The year 2020 was undoubtedly arduous for many across the globe. No one could have ever predicted the amount of damage that COVID-19 would inflict on our lives. Vast amounts of lives were lost, livelihoods were destroyed and health systems battered. Just over a year after the World Health Organization (WHO) declared the novel coronavirus outbreak a global pandemic, Africa has finally received its first batch of Covid-19 COVAX vaccines. Ghana and Cote D’Ivoire were the first recipients of this vaccine with their primary targets being health and essential works as well as other high-risk groups, anticipating to maximize the public benefit of the vaccine.
The administration of the Covid-19 vaccine globally can be marked as the ‘beginning of the end of a pandemic,’ with people around the world reporting that it is indeed a cause for optimism, minimizing the severity of sicknesses and deaths related to it. Large numbers of people are also anticipating to travel and hopefully get back to doing (perhaps) slightly differently, a lot of things they were used to doing. However, while we celebrate the arrival of the much awaited vaccine into Africa there are a few salient matters that must not be ignored. Two paramount issues include:
It is important to note that Africa is currently lagging behind with regard to the number of vaccine doses administered. In comparison to the UK, USA and Asia, the number of vaccines given out in Africa have been rather discouraging. Thus far, wealthier countries are at the forefront in purchasing COVID-19 jabs than countries in the periphery. While countries in the West are buying vaccines in excess, Africa is still struggling with COVAX facilities which is a huge plight. Herein, it is also likely that Africa may not receive enough vaccines from COVAX to attain its set goal of vaccinating 60% of its population to achieve herd immunity.
Potential corruption risks?
Approval for the use of the vaccines in different parts of the world is exciting, however the complexity of their manufacture, scale, distribution and allocation in Africa will be unprecedented thus bringing forth corruption risks big enough to threaten the already set health goals. Some of these risks include:
Entry of counterfeit vaccines into the market
The first week of March was a rather shocking one when hundreds of fake COVID-19 vaccines were seized in South Africa. Counterfeit vaccines in Africa may be the biggest reason why people would fear or decline taking these vaccines. Corruption in some national governments may facilitate the manufacturing of falsified vaccines by criminal groups especially during the early stages of vaccine deployment due to limited supplies and huge global demand. Herein, it is crucial that the necessary quality assurance measures are not overlooked.

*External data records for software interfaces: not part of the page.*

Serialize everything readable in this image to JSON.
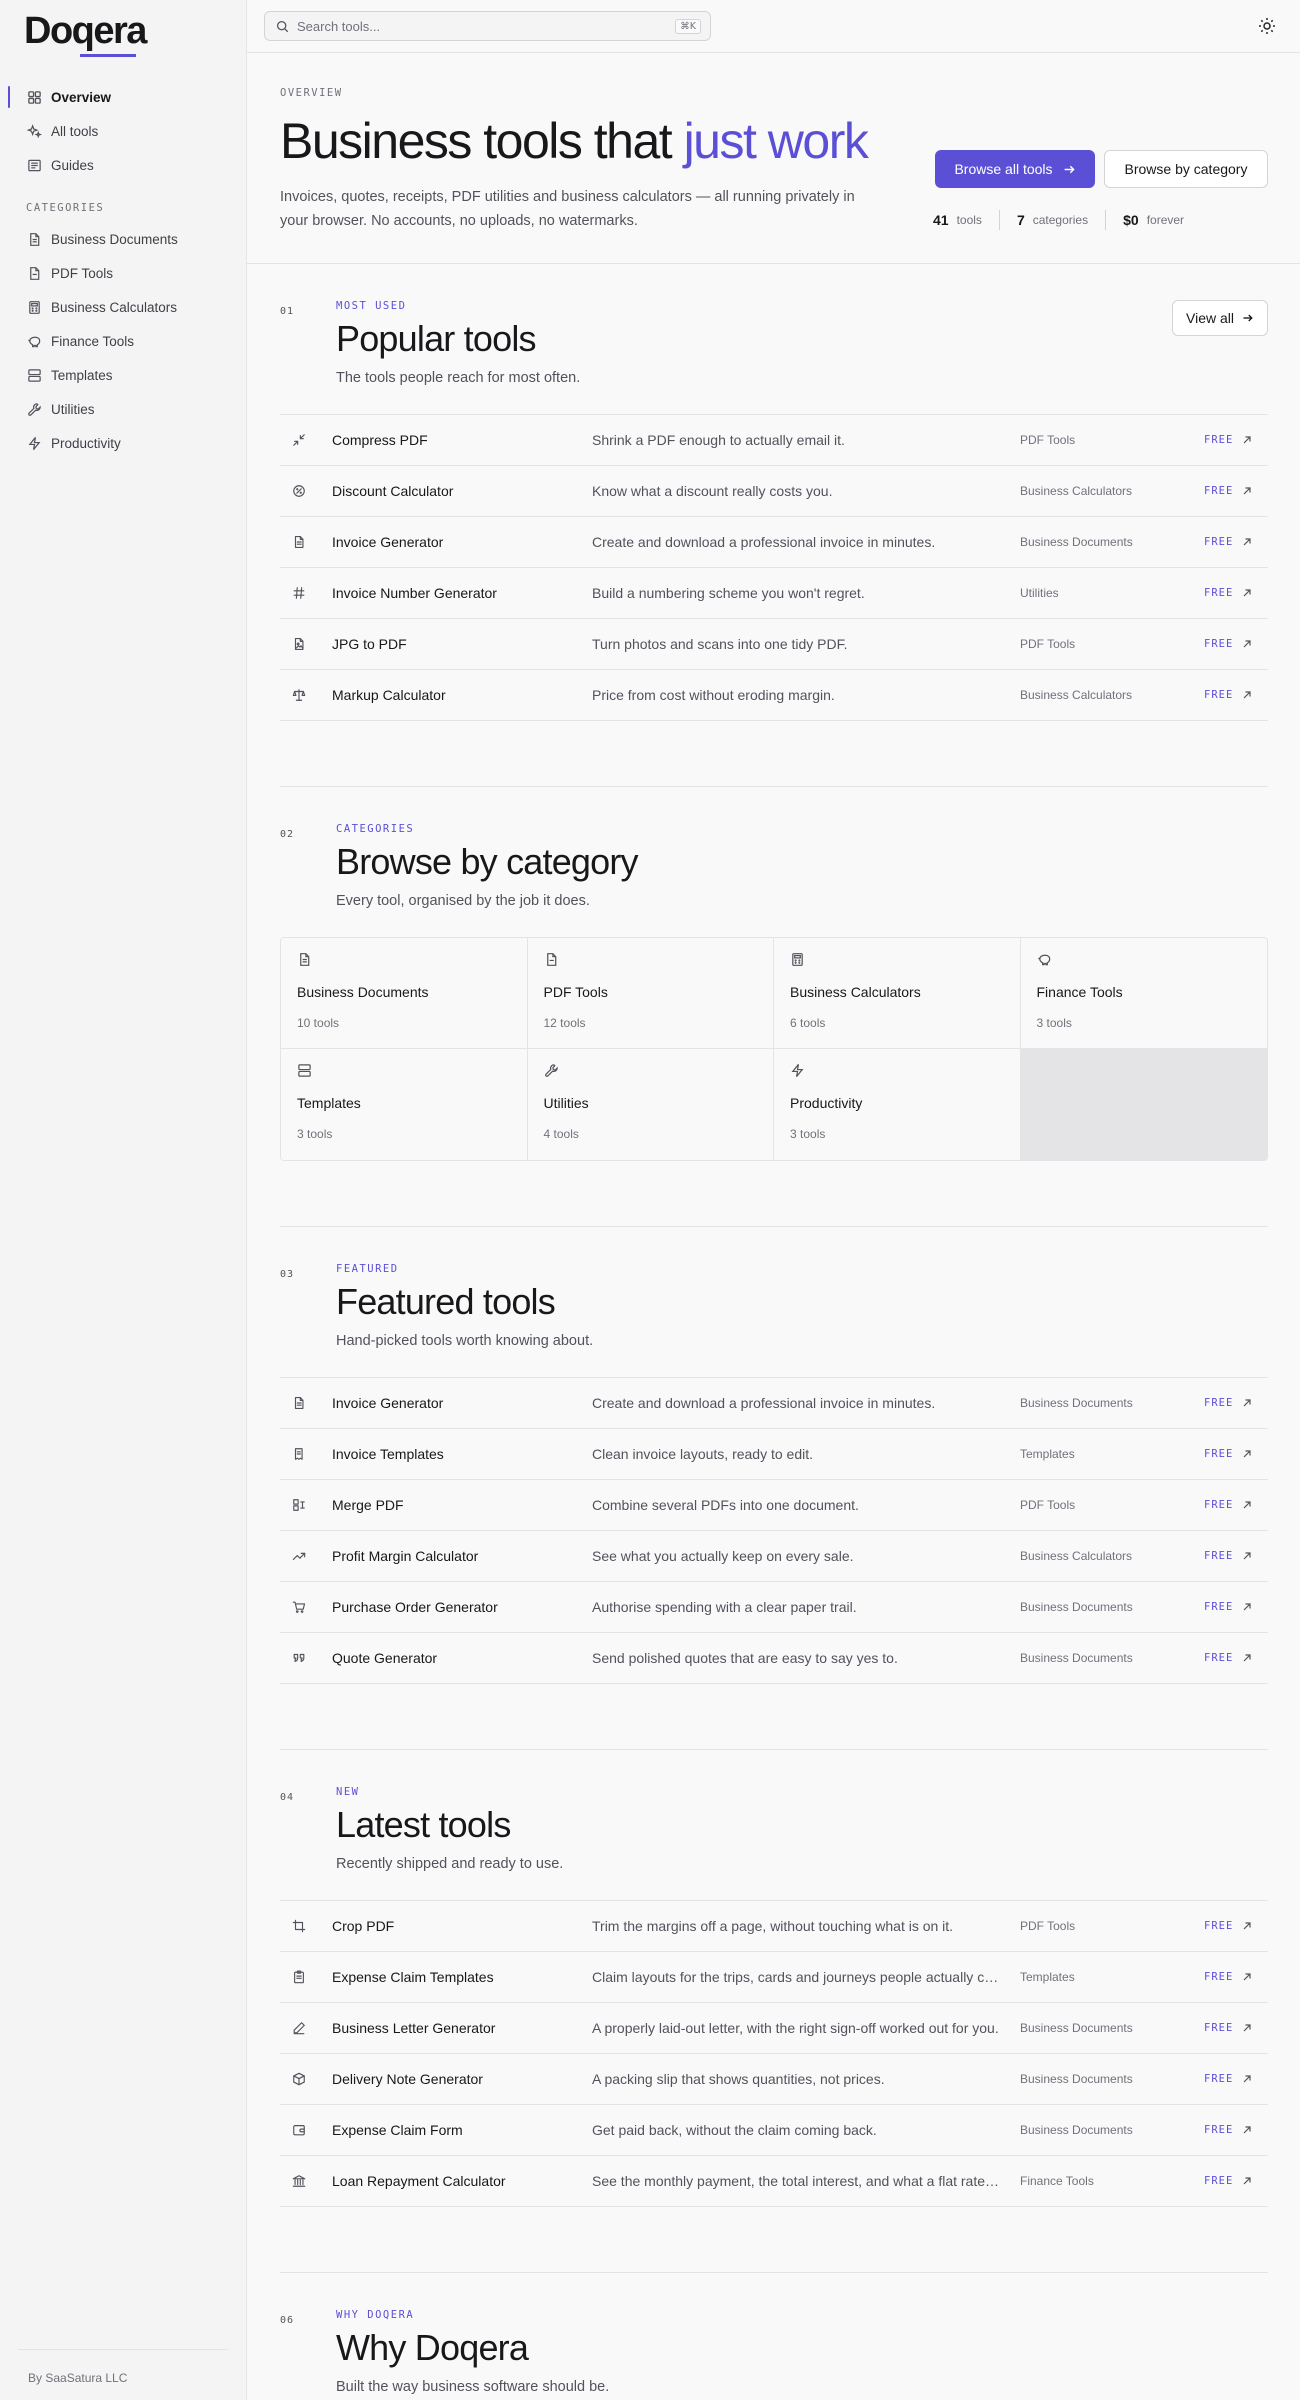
{
  "brand": {
    "logo": "Doqera",
    "footer": "By SaaSatura LLC"
  },
  "sidebar": {
    "items": [
      {
        "label": "Overview",
        "icon": "grid-icon"
      },
      {
        "label": "All tools",
        "icon": "sparkles-icon"
      },
      {
        "label": "Guides",
        "icon": "newspaper-icon"
      }
    ],
    "categories_label": "CATEGORIES",
    "categories": [
      {
        "label": "Business Documents",
        "icon": "document-icon"
      },
      {
        "label": "PDF Tools",
        "icon": "file-icon"
      },
      {
        "label": "Business Calculators",
        "icon": "calculator-icon"
      },
      {
        "label": "Finance Tools",
        "icon": "piggy-bank-icon"
      },
      {
        "label": "Templates",
        "icon": "layout-icon"
      },
      {
        "label": "Utilities",
        "icon": "wrench-icon"
      },
      {
        "label": "Productivity",
        "icon": "zap-icon"
      }
    ]
  },
  "search": {
    "placeholder": "Search tools...",
    "shortcut": "⌘K"
  },
  "hero": {
    "eyebrow": "OVERVIEW",
    "title_main": "Business tools that ",
    "title_accent": "just work",
    "subtitle": "Invoices, quotes, receipts, PDF utilities and business calculators — all running privately in your browser. No accounts, no uploads, no watermarks.",
    "primary_button": "Browse all tools",
    "secondary_button": "Browse by category",
    "stats": [
      {
        "num": "41",
        "label": "tools"
      },
      {
        "num": "7",
        "label": "categories"
      },
      {
        "num": "$0",
        "label": "forever"
      }
    ]
  },
  "popular": {
    "num": "01",
    "eyebrow": "MOST USED",
    "title": "Popular tools",
    "desc": "The tools people reach for most often.",
    "view_all": "View all",
    "tools": [
      {
        "name": "Compress PDF",
        "desc": "Shrink a PDF enough to actually email it.",
        "cat": "PDF Tools",
        "badge": "FREE"
      },
      {
        "name": "Discount Calculator",
        "desc": "Know what a discount really costs you.",
        "cat": "Business Calculators",
        "badge": "FREE"
      },
      {
        "name": "Invoice Generator",
        "desc": "Create and download a professional invoice in minutes.",
        "cat": "Business Documents",
        "badge": "FREE"
      },
      {
        "name": "Invoice Number Generator",
        "desc": "Build a numbering scheme you won't regret.",
        "cat": "Utilities",
        "badge": "FREE"
      },
      {
        "name": "JPG to PDF",
        "desc": "Turn photos and scans into one tidy PDF.",
        "cat": "PDF Tools",
        "badge": "FREE"
      },
      {
        "name": "Markup Calculator",
        "desc": "Price from cost without eroding margin.",
        "cat": "Business Calculators",
        "badge": "FREE"
      }
    ]
  },
  "categories": {
    "num": "02",
    "eyebrow": "CATEGORIES",
    "title": "Browse by category",
    "desc": "Every tool, organised by the job it does.",
    "items": [
      {
        "name": "Business Documents",
        "count": "10 tools"
      },
      {
        "name": "PDF Tools",
        "count": "12 tools"
      },
      {
        "name": "Business Calculators",
        "count": "6 tools"
      },
      {
        "name": "Finance Tools",
        "count": "3 tools"
      },
      {
        "name": "Templates",
        "count": "3 tools"
      },
      {
        "name": "Utilities",
        "count": "4 tools"
      },
      {
        "name": "Productivity",
        "count": "3 tools"
      }
    ]
  },
  "featured": {
    "num": "03",
    "eyebrow": "FEATURED",
    "title": "Featured tools",
    "desc": "Hand-picked tools worth knowing about.",
    "tools": [
      {
        "name": "Invoice Generator",
        "desc": "Create and download a professional invoice in minutes.",
        "cat": "Business Documents",
        "badge": "FREE"
      },
      {
        "name": "Invoice Templates",
        "desc": "Clean invoice layouts, ready to edit.",
        "cat": "Templates",
        "badge": "FREE"
      },
      {
        "name": "Merge PDF",
        "desc": "Combine several PDFs into one document.",
        "cat": "PDF Tools",
        "badge": "FREE"
      },
      {
        "name": "Profit Margin Calculator",
        "desc": "See what you actually keep on every sale.",
        "cat": "Business Calculators",
        "badge": "FREE"
      },
      {
        "name": "Purchase Order Generator",
        "desc": "Authorise spending with a clear paper trail.",
        "cat": "Business Documents",
        "badge": "FREE"
      },
      {
        "name": "Quote Generator",
        "desc": "Send polished quotes that are easy to say yes to.",
        "cat": "Business Documents",
        "badge": "FREE"
      }
    ]
  },
  "latest": {
    "num": "04",
    "eyebrow": "NEW",
    "title": "Latest tools",
    "desc": "Recently shipped and ready to use.",
    "tools": [
      {
        "name": "Crop PDF",
        "desc": "Trim the margins off a page, without touching what is on it.",
        "cat": "PDF Tools",
        "badge": "FREE"
      },
      {
        "name": "Expense Claim Templates",
        "desc": "Claim layouts for the trips, cards and journeys people actually claim.",
        "cat": "Templates",
        "badge": "FREE"
      },
      {
        "name": "Business Letter Generator",
        "desc": "A properly laid-out letter, with the right sign-off worked out for you.",
        "cat": "Business Documents",
        "badge": "FREE"
      },
      {
        "name": "Delivery Note Generator",
        "desc": "A packing slip that shows quantities, not prices.",
        "cat": "Business Documents",
        "badge": "FREE"
      },
      {
        "name": "Expense Claim Form",
        "desc": "Get paid back, without the claim coming back.",
        "cat": "Business Documents",
        "badge": "FREE"
      },
      {
        "name": "Loan Repayment Calculator",
        "desc": "See the monthly payment, the total interest, and what a flat rate really costs.",
        "cat": "Finance Tools",
        "badge": "FREE"
      }
    ]
  },
  "why": {
    "num": "06",
    "eyebrow": "WHY DOQERA",
    "title": "Why Doqera",
    "desc": "Built the way business software should be."
  }
}
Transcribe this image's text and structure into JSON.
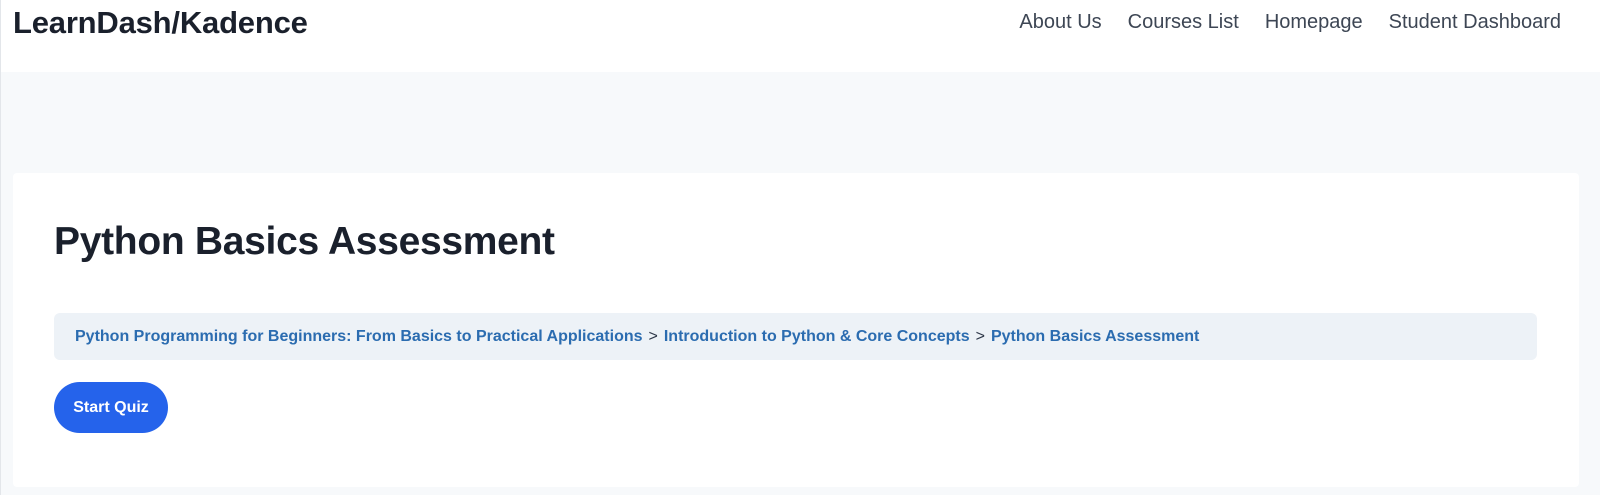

Public procurement poses as one of the biggest risks for corruption in most government functions with large volumes being directly involved in it. In many African countries, public procurement comprises of approximately 15-30 per cent of the gross domestic product. We are all aware of the rampant corruption scandals especially within the health sector with corruption risks depicting themselves in different ways through; giving imprecise estimates for the demand of a specific product or service, circumventing tender procedures and in some cases, government officials receiving bribes from suppliers.
How can African governments evade corruption risks?
For starters, transparency and accountability is key if universal health coverage is to be achieved. National governments owe it to their people to be more responsible as well as effective communicators. Transparent and accountable public emergency procurement procedures are integral during a pandemic and can be promoted through open-contracting, which issues people with necessary information about what is being bought and by whom, at what price and quantity.
Strengthening anti-corruption laws and policies is vital. The pandemic has driven many governments to act in a quick and nimbly manner hence stressing the importance of possessing robust corruption mitigation policies. Some of these may comprise of strengthening the already existing anti-corruption laws in place and advancing measures such as the active participation of civil society, upholding the rule of law and ensuring sound management of public affairs.
The new Covid-19 vaccines will be of very little significance to people around the world if they are unable to acquire them in a timely manner. It is essential that vaccines are affordable and readily available to countries across the globe. Furthermore, governments need to posses administrative and political capacities to deliver them on a local level.